[Exercise description]
From the entries, copy out every line in which the word "text" is found.
_ _ _
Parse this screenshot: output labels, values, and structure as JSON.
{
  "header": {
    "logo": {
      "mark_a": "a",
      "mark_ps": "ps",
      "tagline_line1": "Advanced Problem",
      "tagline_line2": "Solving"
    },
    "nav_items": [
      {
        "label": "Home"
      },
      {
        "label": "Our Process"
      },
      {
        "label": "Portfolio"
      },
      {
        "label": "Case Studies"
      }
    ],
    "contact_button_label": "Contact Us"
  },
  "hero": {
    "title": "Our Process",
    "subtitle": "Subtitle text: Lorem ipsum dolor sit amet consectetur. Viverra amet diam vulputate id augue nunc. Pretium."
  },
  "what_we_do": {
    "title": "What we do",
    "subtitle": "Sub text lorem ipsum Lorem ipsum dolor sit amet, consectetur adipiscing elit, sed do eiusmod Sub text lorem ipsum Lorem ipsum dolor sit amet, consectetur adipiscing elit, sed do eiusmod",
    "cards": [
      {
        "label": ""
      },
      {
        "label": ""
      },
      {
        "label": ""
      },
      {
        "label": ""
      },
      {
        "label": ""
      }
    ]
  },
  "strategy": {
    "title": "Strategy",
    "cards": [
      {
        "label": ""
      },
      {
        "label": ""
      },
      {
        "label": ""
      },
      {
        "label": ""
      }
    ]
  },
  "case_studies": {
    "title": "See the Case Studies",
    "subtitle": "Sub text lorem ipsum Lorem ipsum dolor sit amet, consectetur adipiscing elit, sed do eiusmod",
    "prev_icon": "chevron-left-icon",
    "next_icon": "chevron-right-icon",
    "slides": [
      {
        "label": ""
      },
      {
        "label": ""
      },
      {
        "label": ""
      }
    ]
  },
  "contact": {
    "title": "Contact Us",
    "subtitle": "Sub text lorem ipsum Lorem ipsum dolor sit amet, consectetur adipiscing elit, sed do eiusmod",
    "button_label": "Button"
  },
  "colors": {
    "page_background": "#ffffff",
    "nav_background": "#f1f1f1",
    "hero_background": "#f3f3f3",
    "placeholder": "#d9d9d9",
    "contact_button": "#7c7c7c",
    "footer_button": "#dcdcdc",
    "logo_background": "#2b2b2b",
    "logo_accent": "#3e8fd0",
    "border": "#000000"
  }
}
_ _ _
[Result of the task]
    "subtitle": "Subtitle text: Lorem ipsum dolor sit amet consectetur. Viverra amet diam vulputate id augue nunc. Pretium."
    "subtitle": "Sub text lorem ipsum Lorem ipsum dolor sit amet, consectetur adipiscing elit, sed do eiusmod Sub text lorem ipsum Lorem ipsum dolor sit amet, consectetur adipiscing elit, sed do eiusmod",
    "subtitle": "Sub text lorem ipsum Lorem ipsum dolor sit amet, consectetur adipiscing elit, sed do eiusmod",
    "subtitle": "Sub text lorem ipsum Lorem ipsum dolor sit amet, consectetur adipiscing elit, sed do eiusmod",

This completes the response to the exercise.